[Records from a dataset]
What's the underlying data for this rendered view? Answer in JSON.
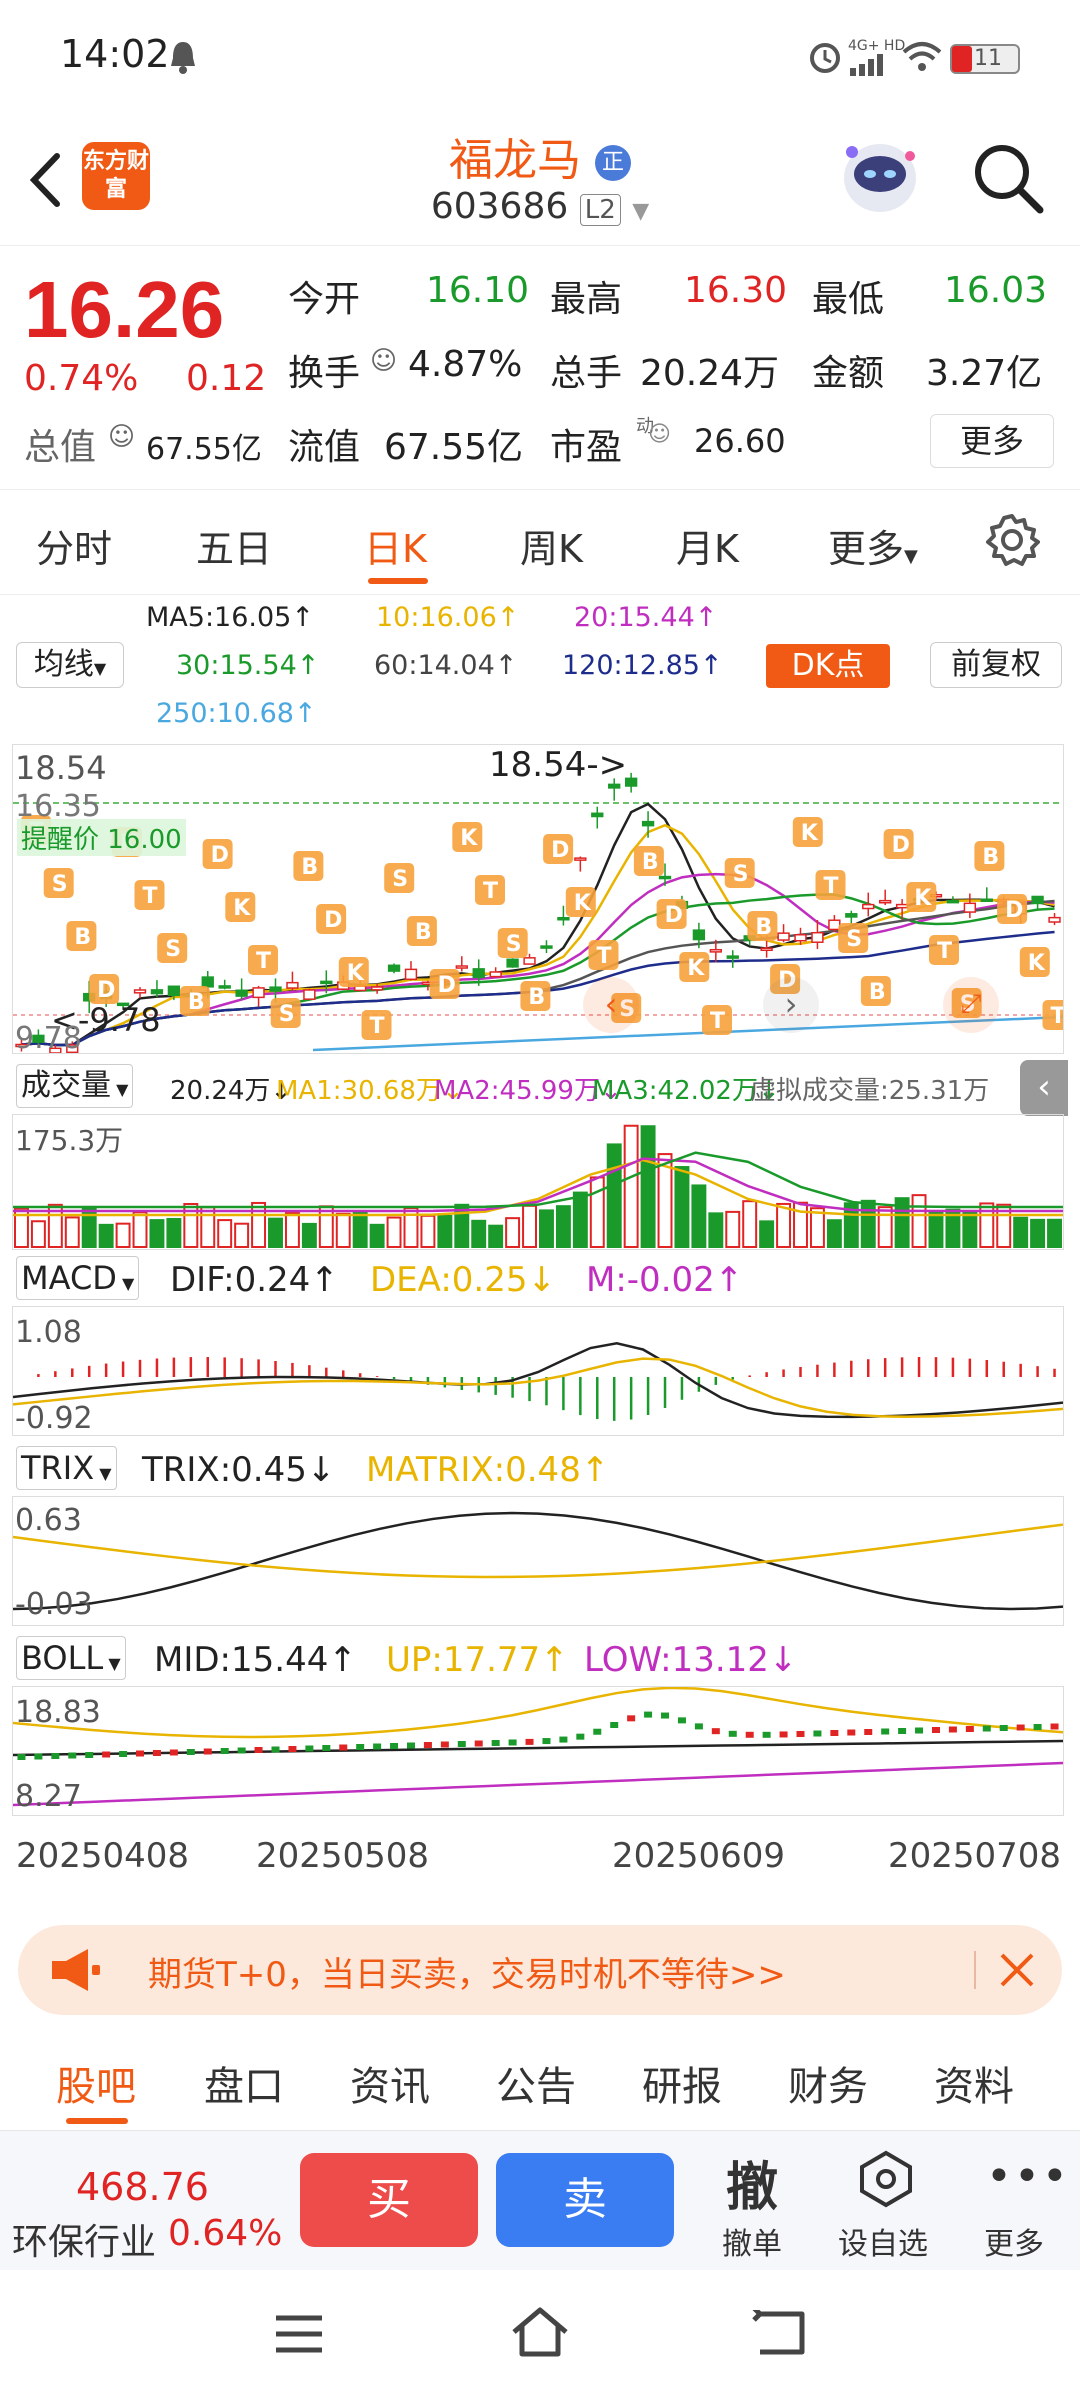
{
  "status_bar": {
    "time": "14:02",
    "network": "4G+ HD",
    "battery": "11"
  },
  "header": {
    "app_logo_text": "东方财富",
    "stock_name": "福龙马",
    "badge": "正",
    "stock_code": "603686",
    "level": "L2"
  },
  "quote": {
    "price": "16.26",
    "change_pct": "0.74%",
    "change_amt": "0.12",
    "open_label": "今开",
    "open": "16.10",
    "high_label": "最高",
    "high": "16.30",
    "low_label": "最低",
    "low": "16.03",
    "turnover_label": "换手",
    "turnover": "4.87%",
    "volume_label": "总手",
    "volume": "20.24万",
    "amount_label": "金额",
    "amount": "3.27亿",
    "total_value_label": "总值",
    "total_value": "67.55亿",
    "float_value_label": "流值",
    "float_value": "67.55亿",
    "pe_label": "市盈",
    "pe_sup": "动",
    "pe": "26.60",
    "more_label": "更多"
  },
  "chart_tabs": [
    "分时",
    "五日",
    "日K",
    "周K",
    "月K",
    "更多"
  ],
  "active_tab": "日K",
  "ma_legend": {
    "selector": "均线",
    "ma5": "MA5:16.05↑",
    "ma10": "10:16.06↑",
    "ma20": "20:15.44↑",
    "ma30": "30:15.54↑",
    "ma60": "60:14.04↑",
    "ma120": "120:12.85↑",
    "ma250": "250:10.68↑",
    "dk_button": "DK点",
    "adjust_button": "前复权"
  },
  "kline": {
    "high_label": "18.54",
    "high_annot": "18.54->",
    "alert_price": "16.35",
    "alert_label": "提醒价 16.00",
    "low_label": "9.78",
    "low_annot": "<-9.78",
    "bottom_label": "9.78",
    "signal_letters": [
      "T",
      "S",
      "B",
      "D",
      "K"
    ]
  },
  "volume": {
    "selector": "成交量",
    "vol": "20.24万↓",
    "ma1": "MA1:30.68万↓",
    "ma2": "MA2:45.99万↓",
    "ma3": "MA3:42.02万↓",
    "virtual": "虚拟成交量:25.31万",
    "axis_top": "175.3万"
  },
  "macd": {
    "selector": "MACD",
    "dif": "DIF:0.24↑",
    "dea": "DEA:0.25↓",
    "m": "M:-0.02↑",
    "axis_top": "1.08",
    "axis_bottom": "-0.92"
  },
  "trix": {
    "selector": "TRIX",
    "trix": "TRIX:0.45↓",
    "matrix": "MATRIX:0.48↑",
    "axis_top": "0.63",
    "axis_bottom": "-0.03"
  },
  "boll": {
    "selector": "BOLL",
    "mid": "MID:15.44↑",
    "up": "UP:17.77↑",
    "low": "LOW:13.12↓",
    "axis_top": "18.83",
    "axis_bottom": "8.27"
  },
  "dates": [
    "20250408",
    "20250508",
    "20250609",
    "20250708"
  ],
  "ad": {
    "text": "期货T+0，当日买卖，交易时机不等待>>"
  },
  "bottom_tabs": [
    "股吧",
    "盘口",
    "资讯",
    "公告",
    "研报",
    "财务",
    "资料"
  ],
  "action_bar": {
    "index_value": "468.76",
    "index_name": "环保行业",
    "index_change": "0.64%",
    "buy": "买",
    "sell": "卖",
    "cancel_big": "撤",
    "cancel_label": "撤单",
    "watch_label": "设自选",
    "more_label": "更多"
  },
  "colors": {
    "accent": "#f05a14",
    "up": "#e02424",
    "down": "#1a9a2a"
  }
}
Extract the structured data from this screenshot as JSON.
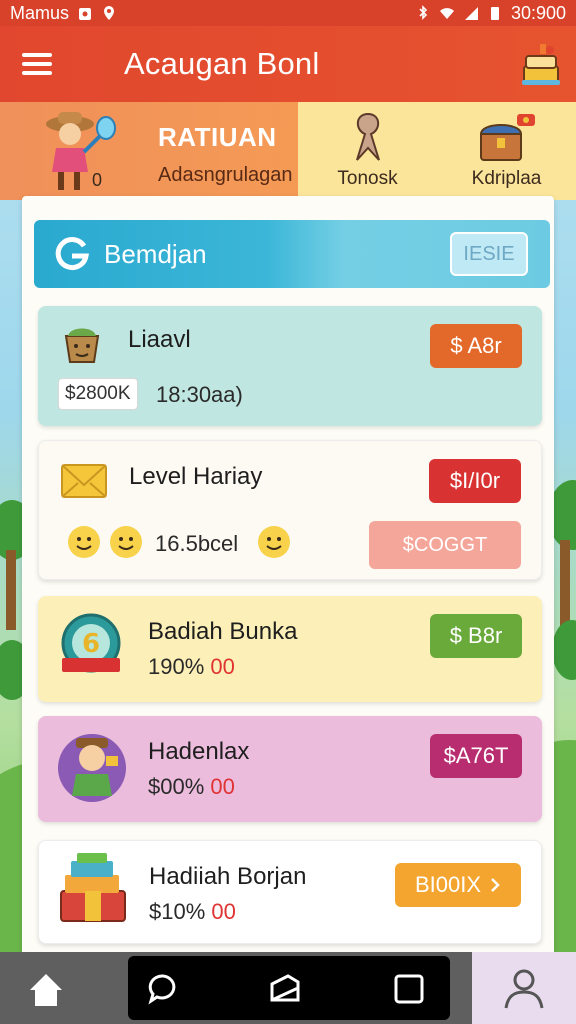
{
  "status_bar": {
    "carrier": "Mamus",
    "time": "30:900"
  },
  "app_bar": {
    "title": "Acaugan Bonl",
    "menu_icon": "hamburger-menu-icon",
    "right_icon": "cake-icon"
  },
  "tabs": {
    "main": {
      "title": "RATIUAN",
      "subtitle": "Adasngrulagan",
      "count": "0"
    },
    "second": {
      "label": "Tonosk"
    },
    "third": {
      "label": "Kdriplaa"
    }
  },
  "search": {
    "label": "Bemdjan",
    "button": "IESIE"
  },
  "cards": [
    {
      "title": "Liaavl",
      "price": "$ A8r",
      "chip": "$2800K",
      "detail": "18:30aa)",
      "color": "#bfe6e0",
      "price_color": "#e2692a"
    },
    {
      "title": "Level Hariay",
      "price": "$I/I0r",
      "detail": "16.5bcel",
      "secondary_button": "$COGGT",
      "color": "#fdfaf3",
      "price_color": "#d83232"
    },
    {
      "title": "Badiah Bunka",
      "price": "$ B8r",
      "detail": "190%",
      "detail_red": "00",
      "color": "#fcf0b8",
      "price_color": "#6aaa3a"
    },
    {
      "title": "Hadenlax",
      "price": "$A76T",
      "detail": "$00%",
      "detail_red": "00",
      "color": "#ecbcdc",
      "price_color": "#b82d6f"
    },
    {
      "title": "Hadiiah Borjan",
      "price": "BI00IX",
      "detail": "$10%",
      "detail_red": "00",
      "color": "#ffffff",
      "price_color": "#f4a52f"
    }
  ],
  "bottom_nav": [
    "home-icon",
    "chat-icon",
    "folder-icon",
    "square-icon",
    "profile-icon"
  ]
}
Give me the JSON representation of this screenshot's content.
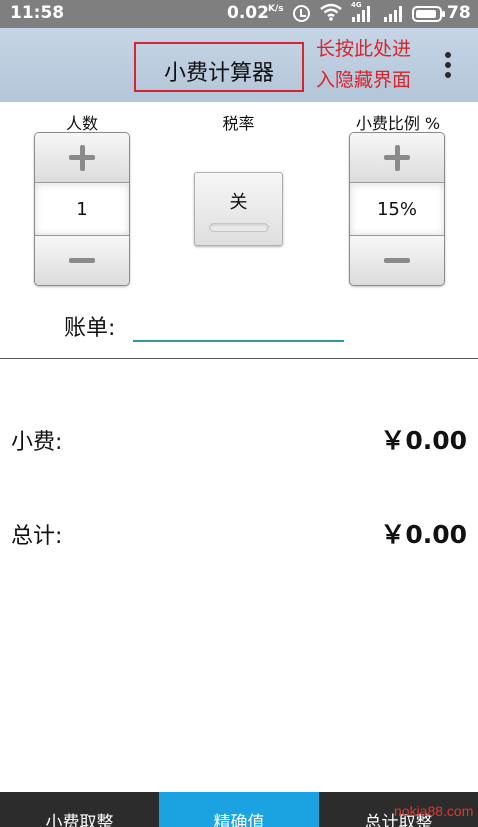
{
  "status_bar": {
    "time": "11:58",
    "net_speed": "0.02",
    "net_speed_unit": "K/s",
    "network_type": "4G",
    "battery": "78",
    "icons": [
      "alarm-icon",
      "wifi-icon",
      "cell-signal-icon",
      "cell-signal-icon",
      "battery-icon"
    ]
  },
  "header": {
    "title": "小费计算器",
    "annotation_line1": "长按此处进",
    "annotation_line2": "入隐藏界面",
    "annotation_color": "#d8242c",
    "menu_icon": "overflow-menu-icon"
  },
  "controls": {
    "people": {
      "label": "人数",
      "value": "1"
    },
    "tax": {
      "label": "税率",
      "toggle_label": "关"
    },
    "tip_rate": {
      "label": "小费比例 %",
      "value": "15%"
    }
  },
  "bill": {
    "label": "账单:",
    "value": "",
    "underline_color": "#2a9d9a"
  },
  "results": {
    "tip": {
      "label": "小费:",
      "value": "￥0.00"
    },
    "total": {
      "label": "总计:",
      "value": "￥0.00"
    }
  },
  "bottom_tabs": [
    {
      "label": "小费取整"
    },
    {
      "label": "精确值",
      "selected": true,
      "color": "#1aa3e0"
    },
    {
      "label": "总计取整"
    }
  ],
  "watermark": "nokia88.com"
}
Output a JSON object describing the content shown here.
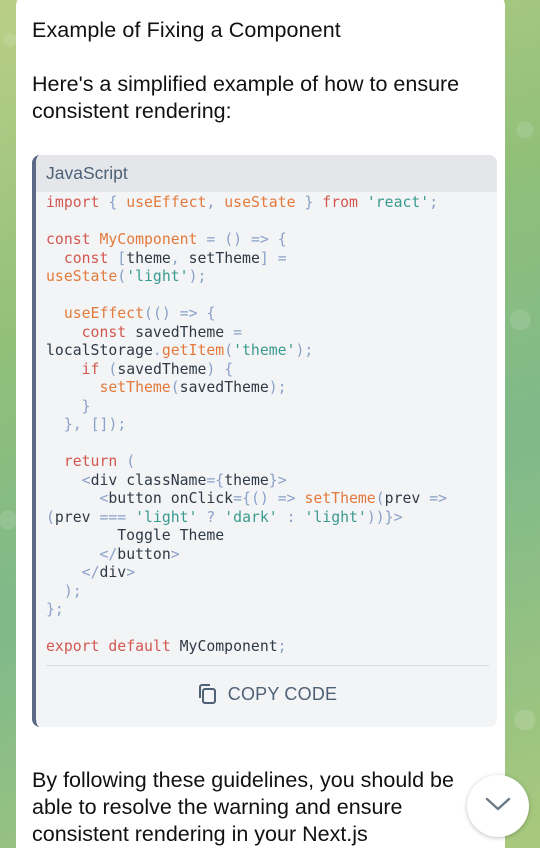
{
  "message": {
    "heading": "Example of Fixing a Component",
    "intro": "Here's a simplified example of how to ensure consistent rendering:",
    "outro": "By following these guidelines, you should be able to resolve the warning and ensure consistent rendering in your Next.js"
  },
  "code_block": {
    "language": "JavaScript",
    "copy_label": "COPY CODE",
    "copy_icon": "copy-icon",
    "lines": [
      "import { useEffect, useState } from 'react';",
      "",
      "const MyComponent = () => {",
      "  const [theme, setTheme] =",
      "useState('light');",
      "",
      "  useEffect(() => {",
      "    const savedTheme =",
      "localStorage.getItem('theme');",
      "    if (savedTheme) {",
      "      setTheme(savedTheme);",
      "    }",
      "  }, []);",
      "",
      "  return (",
      "    <div className={theme}>",
      "      <button onClick={() => setTheme(prev =>",
      "(prev === 'light' ? 'dark' : 'light'))}>",
      "        Toggle Theme",
      "      </button>",
      "    </div>",
      "  );",
      "};",
      "",
      "export default MyComponent;"
    ]
  },
  "scroll_button": {
    "icon": "chevron-down-icon"
  },
  "colors": {
    "keyword": "#d2574f",
    "function": "#e37a3c",
    "string": "#3b9a8f",
    "punctuation": "#8aa1c8",
    "text": "#2f3a46",
    "copy_label": "#4f6176"
  }
}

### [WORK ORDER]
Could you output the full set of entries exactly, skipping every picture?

### [ANSWER SECTION]
What's the underlying data for this rendered view? Answer in JSON.
{
  "status_bar": {
    "time": "14:02",
    "network": "4G+ HD",
    "battery": "11"
  },
  "header": {
    "app_logo_text": "东方财富",
    "stock_name": "福龙马",
    "badge": "正",
    "stock_code": "603686",
    "level": "L2"
  },
  "quote": {
    "price": "16.26",
    "change_pct": "0.74%",
    "change_amt": "0.12",
    "open_label": "今开",
    "open": "16.10",
    "high_label": "最高",
    "high": "16.30",
    "low_label": "最低",
    "low": "16.03",
    "turnover_label": "换手",
    "turnover": "4.87%",
    "volume_label": "总手",
    "volume": "20.24万",
    "amount_label": "金额",
    "amount": "3.27亿",
    "total_value_label": "总值",
    "total_value": "67.55亿",
    "float_value_label": "流值",
    "float_value": "67.55亿",
    "pe_label": "市盈",
    "pe_sup": "动",
    "pe": "26.60",
    "more_label": "更多"
  },
  "chart_tabs": [
    "分时",
    "五日",
    "日K",
    "周K",
    "月K",
    "更多"
  ],
  "active_tab": "日K",
  "ma_legend": {
    "selector": "均线",
    "ma5": "MA5:16.05↑",
    "ma10": "10:16.06↑",
    "ma20": "20:15.44↑",
    "ma30": "30:15.54↑",
    "ma60": "60:14.04↑",
    "ma120": "120:12.85↑",
    "ma250": "250:10.68↑",
    "dk_button": "DK点",
    "adjust_button": "前复权"
  },
  "kline": {
    "high_label": "18.54",
    "high_annot": "18.54->",
    "alert_price": "16.35",
    "alert_label": "提醒价 16.00",
    "low_label": "9.78",
    "low_annot": "<-9.78",
    "bottom_label": "9.78",
    "signal_letters": [
      "T",
      "S",
      "B",
      "D",
      "K"
    ]
  },
  "volume": {
    "selector": "成交量",
    "vol": "20.24万↓",
    "ma1": "MA1:30.68万↓",
    "ma2": "MA2:45.99万↓",
    "ma3": "MA3:42.02万↓",
    "virtual": "虚拟成交量:25.31万",
    "axis_top": "175.3万"
  },
  "macd": {
    "selector": "MACD",
    "dif": "DIF:0.24↑",
    "dea": "DEA:0.25↓",
    "m": "M:-0.02↑",
    "axis_top": "1.08",
    "axis_bottom": "-0.92"
  },
  "trix": {
    "selector": "TRIX",
    "trix": "TRIX:0.45↓",
    "matrix": "MATRIX:0.48↑",
    "axis_top": "0.63",
    "axis_bottom": "-0.03"
  },
  "boll": {
    "selector": "BOLL",
    "mid": "MID:15.44↑",
    "up": "UP:17.77↑",
    "low": "LOW:13.12↓",
    "axis_top": "18.83",
    "axis_bottom": "8.27"
  },
  "dates": [
    "20250408",
    "20250508",
    "20250609",
    "20250708"
  ],
  "ad": {
    "text": "期货T+0，当日买卖，交易时机不等待>>"
  },
  "bottom_tabs": [
    "股吧",
    "盘口",
    "资讯",
    "公告",
    "研报",
    "财务",
    "资料"
  ],
  "action_bar": {
    "index_value": "468.76",
    "index_name": "环保行业",
    "index_change": "0.64%",
    "buy": "买",
    "sell": "卖",
    "cancel_big": "撤",
    "cancel_label": "撤单",
    "watch_label": "设自选",
    "more_label": "更多"
  },
  "colors": {
    "accent": "#f05a14",
    "up": "#e02424",
    "down": "#1a9a2a"
  }
}
Extract the structured data from this screenshot as JSON.
{
  "status_bar": {
    "carrier": "Mamus",
    "time": "30:900"
  },
  "app_bar": {
    "title": "Acaugan Bonl",
    "menu_icon": "hamburger-menu-icon",
    "right_icon": "cake-icon"
  },
  "tabs": {
    "main": {
      "title": "RATIUAN",
      "subtitle": "Adasngrulagan",
      "count": "0"
    },
    "second": {
      "label": "Tonosk"
    },
    "third": {
      "label": "Kdriplaa"
    }
  },
  "search": {
    "label": "Bemdjan",
    "button": "IESIE"
  },
  "cards": [
    {
      "title": "Liaavl",
      "price": "$ A8r",
      "chip": "$2800K",
      "detail": "18:30aa)",
      "color": "#bfe6e0",
      "price_color": "#e2692a"
    },
    {
      "title": "Level Hariay",
      "price": "$I/I0r",
      "detail": "16.5bcel",
      "secondary_button": "$COGGT",
      "color": "#fdfaf3",
      "price_color": "#d83232"
    },
    {
      "title": "Badiah Bunka",
      "price": "$ B8r",
      "detail": "190%",
      "detail_red": "00",
      "color": "#fcf0b8",
      "price_color": "#6aaa3a"
    },
    {
      "title": "Hadenlax",
      "price": "$A76T",
      "detail": "$00%",
      "detail_red": "00",
      "color": "#ecbcdc",
      "price_color": "#b82d6f"
    },
    {
      "title": "Hadiiah Borjan",
      "price": "BI00IX",
      "detail": "$10%",
      "detail_red": "00",
      "color": "#ffffff",
      "price_color": "#f4a52f"
    }
  ],
  "bottom_nav": [
    "home-icon",
    "chat-icon",
    "folder-icon",
    "square-icon",
    "profile-icon"
  ]
}
Give me the JSON representation of this screenshot's content.
{
  "status_bar": {
    "time": "11:58",
    "net_speed": "0.02",
    "net_speed_unit": "K/s",
    "network_type": "4G",
    "battery": "78",
    "icons": [
      "alarm-icon",
      "wifi-icon",
      "cell-signal-icon",
      "cell-signal-icon",
      "battery-icon"
    ]
  },
  "header": {
    "title": "小费计算器",
    "annotation_line1": "长按此处进",
    "annotation_line2": "入隐藏界面",
    "annotation_color": "#d8242c",
    "menu_icon": "overflow-menu-icon"
  },
  "controls": {
    "people": {
      "label": "人数",
      "value": "1"
    },
    "tax": {
      "label": "税率",
      "toggle_label": "关"
    },
    "tip_rate": {
      "label": "小费比例 %",
      "value": "15%"
    }
  },
  "bill": {
    "label": "账单:",
    "value": "",
    "underline_color": "#2a9d9a"
  },
  "results": {
    "tip": {
      "label": "小费:",
      "value": "￥0.00"
    },
    "total": {
      "label": "总计:",
      "value": "￥0.00"
    }
  },
  "bottom_tabs": [
    {
      "label": "小费取整"
    },
    {
      "label": "精确值",
      "selected": true,
      "color": "#1aa3e0"
    },
    {
      "label": "总计取整"
    }
  ],
  "watermark": "nokia88.com"
}
Output a JSON object describing the content shown here.
{
  "message": {
    "heading": "Example of Fixing a Component",
    "intro": "Here's a simplified example of how to ensure consistent rendering:",
    "outro": "By following these guidelines, you should be able to resolve the warning and ensure consistent rendering in your Next.js"
  },
  "code_block": {
    "language": "JavaScript",
    "copy_label": "COPY CODE",
    "copy_icon": "copy-icon",
    "lines": [
      "import { useEffect, useState } from 'react';",
      "",
      "const MyComponent = () => {",
      "  const [theme, setTheme] =",
      "useState('light');",
      "",
      "  useEffect(() => {",
      "    const savedTheme =",
      "localStorage.getItem('theme');",
      "    if (savedTheme) {",
      "      setTheme(savedTheme);",
      "    }",
      "  }, []);",
      "",
      "  return (",
      "    <div className={theme}>",
      "      <button onClick={() => setTheme(prev =>",
      "(prev === 'light' ? 'dark' : 'light'))}>",
      "        Toggle Theme",
      "      </button>",
      "    </div>",
      "  );",
      "};",
      "",
      "export default MyComponent;"
    ]
  },
  "scroll_button": {
    "icon": "chevron-down-icon"
  },
  "colors": {
    "keyword": "#d2574f",
    "function": "#e37a3c",
    "string": "#3b9a8f",
    "punctuation": "#8aa1c8",
    "text": "#2f3a46",
    "copy_label": "#4f6176"
  }
}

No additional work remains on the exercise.